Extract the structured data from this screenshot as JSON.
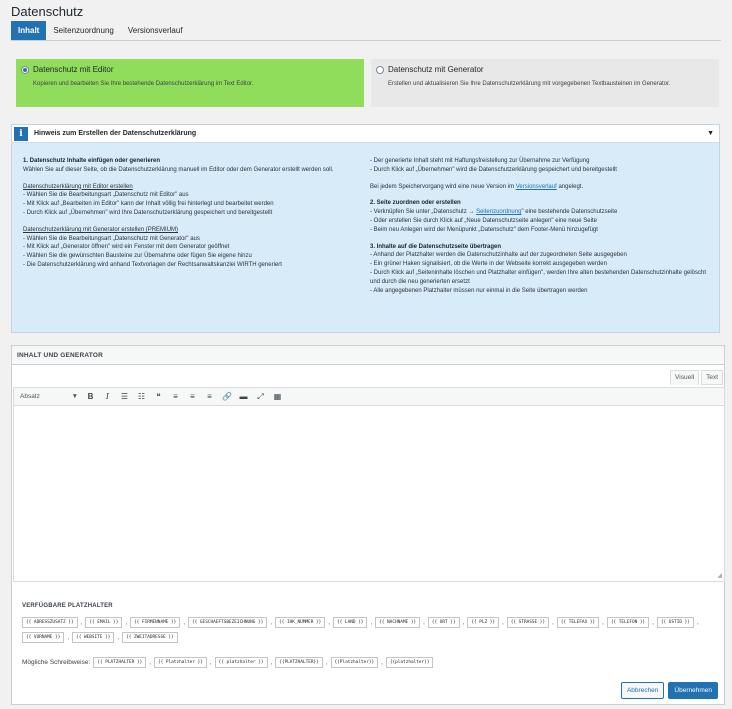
{
  "page": {
    "title": "Datenschutz"
  },
  "tabs": [
    "Inhalt",
    "Seitenzuordnung",
    "Versionsverlauf"
  ],
  "modes": [
    {
      "label": "Datenschutz mit Editor",
      "desc": "Kopieren und bearbeiten Sie Ihre bestehende Datenschutzerklärung im Text Editor.",
      "selected": true
    },
    {
      "label": "Datenschutz mit Generator",
      "desc": "Erstellen und aktualisieren Sie Ihre Datenschutzerklärung mit vorgegebenen Textbausteinen im Generator.",
      "selected": false
    }
  ],
  "hint": {
    "icon": "i",
    "title": "Hinweis zum Erstellen der Datenschutzerklärung",
    "toggle": "▼",
    "left": {
      "h1": "1. Datenschutz Inhalte einfügen oder generieren",
      "p1": "Wählen Sie auf dieser Seite, ob die Datenschutzerklärung manuell im Editor oder dem Generator erstellt werden soll.",
      "u1": "Datenschutzerklärung mit Editor erstellen",
      "l1": [
        "- Wählen Sie die Bearbeitungsart „Datenschutz mit Editor\" aus",
        "- Mit Klick auf „Bearbeiten im Editor\" kann der Inhalt völlig frei hinterlegt und bearbeitet werden",
        "- Durch Klick auf „Übernehmen\" wird Ihre Datenschutzerklärung gespeichert und bereitgestellt"
      ],
      "u2": "Datenschutzerklärung mit Generator erstellen (PREMIUM)",
      "l2": [
        "- Wählen Sie die Bearbeitungsart „Datenschutz mit Generator\" aus",
        "- Mit Klick auf „Generator öffnen\" wird ein Fenster mit dem Generator geöffnet",
        "- Wählen Sie die gewünschten Bausteine zur Übernahme oder fügen Sie eigene hinzu",
        "- Die Datenschutzerklärung wird anhand Textvorlagen der Rechtsanwaltskanzlei WIRTH generiert"
      ]
    },
    "right": {
      "l0": [
        "- Der generierte Inhalt steht mit Haftungsfreistellung zur Übernahme zur Verfügung",
        "- Durch Klick auf „Übernehmen\" wird die Datenschutzerklärung gespeichert und bereitgestellt"
      ],
      "save_pre": "Bei jedem Speichervorgang wird eine neue Version im ",
      "save_link": "Versionsverlauf",
      "save_post": " angelegt.",
      "h2": "2. Seite zuordnen oder erstellen",
      "l2a_pre": "- Verknüpfen Sie unter „Datenschutz → ",
      "l2a_link": "Seitenzuordnung",
      "l2a_post": "\" eine bestehende Datenschutzseite",
      "l2": [
        "- Oder erstellen Sie durch Klick auf „Neue Datenschutzseite anlegen\" eine neue Seite",
        "- Beim neu Anlegen wird der Menüpunkt „Datenschutz\" dem Footer-Menü hinzugefügt"
      ],
      "h3": "3. Inhalte auf die Datenschutzseite übertragen",
      "l3": [
        "- Anhand der Platzhalter werden die Datenschutzinhalte auf der zugeordneten Seite ausgegeben",
        "- Ein grüner Haken signalisiert, ob die Werte in der Webseite korrekt ausgegeben werden",
        "- Durch Klick auf „Seiteninhalte löschen und Platzhalter einfügen\", werden Ihre alten bestehenden Datenschutzinhalte gelöscht und durch die neu generierten ersetzt",
        "- Alle angegebenen Platzhalter müssen nur einmal in die Seite übertragen werden"
      ]
    }
  },
  "editor": {
    "title": "INHALT UND GENERATOR",
    "mode_tabs": [
      "Visuell",
      "Text"
    ],
    "format": "Absatz",
    "format_arrow": "▼",
    "toolbar_icons": [
      "bold-icon",
      "italic-icon",
      "bullet-list-icon",
      "numbered-list-icon",
      "blockquote-icon",
      "align-left-icon",
      "align-center-icon",
      "align-right-icon",
      "link-icon",
      "read-more-icon",
      "fullscreen-icon",
      "toolbar-toggle-icon"
    ],
    "toolbar_glyphs": [
      "B",
      "I",
      "☰",
      "☷",
      "❝",
      "≡",
      "≡",
      "≡",
      "🔗",
      "▬",
      "⤢",
      "▦"
    ],
    "resize_glyph": "◢"
  },
  "placeholders": {
    "title": "VERFÜGBARE PLATZHALTER",
    "separator": ",",
    "items": [
      "{{ ADRESSZUSATZ }}",
      "{{ EMAIL }}",
      "{{ FIRMENNAME }}",
      "{{ GESCHAEFTSBEZEICHNUNG }}",
      "{{ IHK_NUMMER }}",
      "{{ LAND }}",
      "{{ NACHNAME }}",
      "{{ ORT }}",
      "{{ PLZ }}",
      "{{ STRASSE }}",
      "{{ TELEFAX }}",
      "{{ TELEFON }}",
      "{{ USTID }}",
      "{{ VORNAME }}",
      "{{ WEBSITE }}",
      "{{ ZWEITADRESSE }}"
    ],
    "writes_label": "Mögliche Schreibweise:",
    "writes": [
      "{{ PLATZHALTER }}",
      "{{ Platzhalter }}",
      "{{ platzhalter }}",
      "{{PLATZHALTER}}",
      "{{Platzhalter}}",
      "{{platzhalter}}"
    ]
  },
  "buttons": {
    "cancel": "Abbrechen",
    "apply": "Übernehmen"
  }
}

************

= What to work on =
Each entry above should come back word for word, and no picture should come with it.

= Response for this exercise =
Extract the structured data from this screenshot as JSON.
{
  "page": {
    "title": "Datenschutz"
  },
  "tabs": [
    "Inhalt",
    "Seitenzuordnung",
    "Versionsverlauf"
  ],
  "modes": [
    {
      "label": "Datenschutz mit Editor",
      "desc": "Kopieren und bearbeiten Sie Ihre bestehende Datenschutzerklärung im Text Editor.",
      "selected": true
    },
    {
      "label": "Datenschutz mit Generator",
      "desc": "Erstellen und aktualisieren Sie Ihre Datenschutzerklärung mit vorgegebenen Textbausteinen im Generator.",
      "selected": false
    }
  ],
  "hint": {
    "icon": "i",
    "title": "Hinweis zum Erstellen der Datenschutzerklärung",
    "toggle": "▼",
    "left": {
      "h1": "1. Datenschutz Inhalte einfügen oder generieren",
      "p1": "Wählen Sie auf dieser Seite, ob die Datenschutzerklärung manuell im Editor oder dem Generator erstellt werden soll.",
      "u1": "Datenschutzerklärung mit Editor erstellen",
      "l1": [
        "- Wählen Sie die Bearbeitungsart „Datenschutz mit Editor\" aus",
        "- Mit Klick auf „Bearbeiten im Editor\" kann der Inhalt völlig frei hinterlegt und bearbeitet werden",
        "- Durch Klick auf „Übernehmen\" wird Ihre Datenschutzerklärung gespeichert und bereitgestellt"
      ],
      "u2": "Datenschutzerklärung mit Generator erstellen (PREMIUM)",
      "l2": [
        "- Wählen Sie die Bearbeitungsart „Datenschutz mit Generator\" aus",
        "- Mit Klick auf „Generator öffnen\" wird ein Fenster mit dem Generator geöffnet",
        "- Wählen Sie die gewünschten Bausteine zur Übernahme oder fügen Sie eigene hinzu",
        "- Die Datenschutzerklärung wird anhand Textvorlagen der Rechtsanwaltskanzlei WIRTH generiert"
      ]
    },
    "right": {
      "l0": [
        "- Der generierte Inhalt steht mit Haftungsfreistellung zur Übernahme zur Verfügung",
        "- Durch Klick auf „Übernehmen\" wird die Datenschutzerklärung gespeichert und bereitgestellt"
      ],
      "save_pre": "Bei jedem Speichervorgang wird eine neue Version im ",
      "save_link": "Versionsverlauf",
      "save_post": " angelegt.",
      "h2": "2. Seite zuordnen oder erstellen",
      "l2a_pre": "- Verknüpfen Sie unter „Datenschutz → ",
      "l2a_link": "Seitenzuordnung",
      "l2a_post": "\" eine bestehende Datenschutzseite",
      "l2": [
        "- Oder erstellen Sie durch Klick auf „Neue Datenschutzseite anlegen\" eine neue Seite",
        "- Beim neu Anlegen wird der Menüpunkt „Datenschutz\" dem Footer-Menü hinzugefügt"
      ],
      "h3": "3. Inhalte auf die Datenschutzseite übertragen",
      "l3": [
        "- Anhand der Platzhalter werden die Datenschutzinhalte auf der zugeordneten Seite ausgegeben",
        "- Ein grüner Haken signalisiert, ob die Werte in der Webseite korrekt ausgegeben werden",
        "- Durch Klick auf „Seiteninhalte löschen und Platzhalter einfügen\", werden Ihre alten bestehenden Datenschutzinhalte gelöscht und durch die neu generierten ersetzt",
        "- Alle angegebenen Platzhalter müssen nur einmal in die Seite übertragen werden"
      ]
    }
  },
  "editor": {
    "title": "INHALT UND GENERATOR",
    "mode_tabs": [
      "Visuell",
      "Text"
    ],
    "format": "Absatz",
    "format_arrow": "▼",
    "toolbar_icons": [
      "bold-icon",
      "italic-icon",
      "bullet-list-icon",
      "numbered-list-icon",
      "blockquote-icon",
      "align-left-icon",
      "align-center-icon",
      "align-right-icon",
      "link-icon",
      "read-more-icon",
      "fullscreen-icon",
      "toolbar-toggle-icon"
    ],
    "toolbar_glyphs": [
      "B",
      "I",
      "☰",
      "☷",
      "❝",
      "≡",
      "≡",
      "≡",
      "🔗",
      "▬",
      "⤢",
      "▦"
    ],
    "resize_glyph": "◢"
  },
  "placeholders": {
    "title": "VERFÜGBARE PLATZHALTER",
    "separator": ",",
    "items": [
      "{{ ADRESSZUSATZ }}",
      "{{ EMAIL }}",
      "{{ FIRMENNAME }}",
      "{{ GESCHAEFTSBEZEICHNUNG }}",
      "{{ IHK_NUMMER }}",
      "{{ LAND }}",
      "{{ NACHNAME }}",
      "{{ ORT }}",
      "{{ PLZ }}",
      "{{ STRASSE }}",
      "{{ TELEFAX }}",
      "{{ TELEFON }}",
      "{{ USTID }}",
      "{{ VORNAME }}",
      "{{ WEBSITE }}",
      "{{ ZWEITADRESSE }}"
    ],
    "writes_label": "Mögliche Schreibweise:",
    "writes": [
      "{{ PLATZHALTER }}",
      "{{ Platzhalter }}",
      "{{ platzhalter }}",
      "{{PLATZHALTER}}",
      "{{Platzhalter}}",
      "{{platzhalter}}"
    ]
  },
  "buttons": {
    "cancel": "Abbrechen",
    "apply": "Übernehmen"
  }
}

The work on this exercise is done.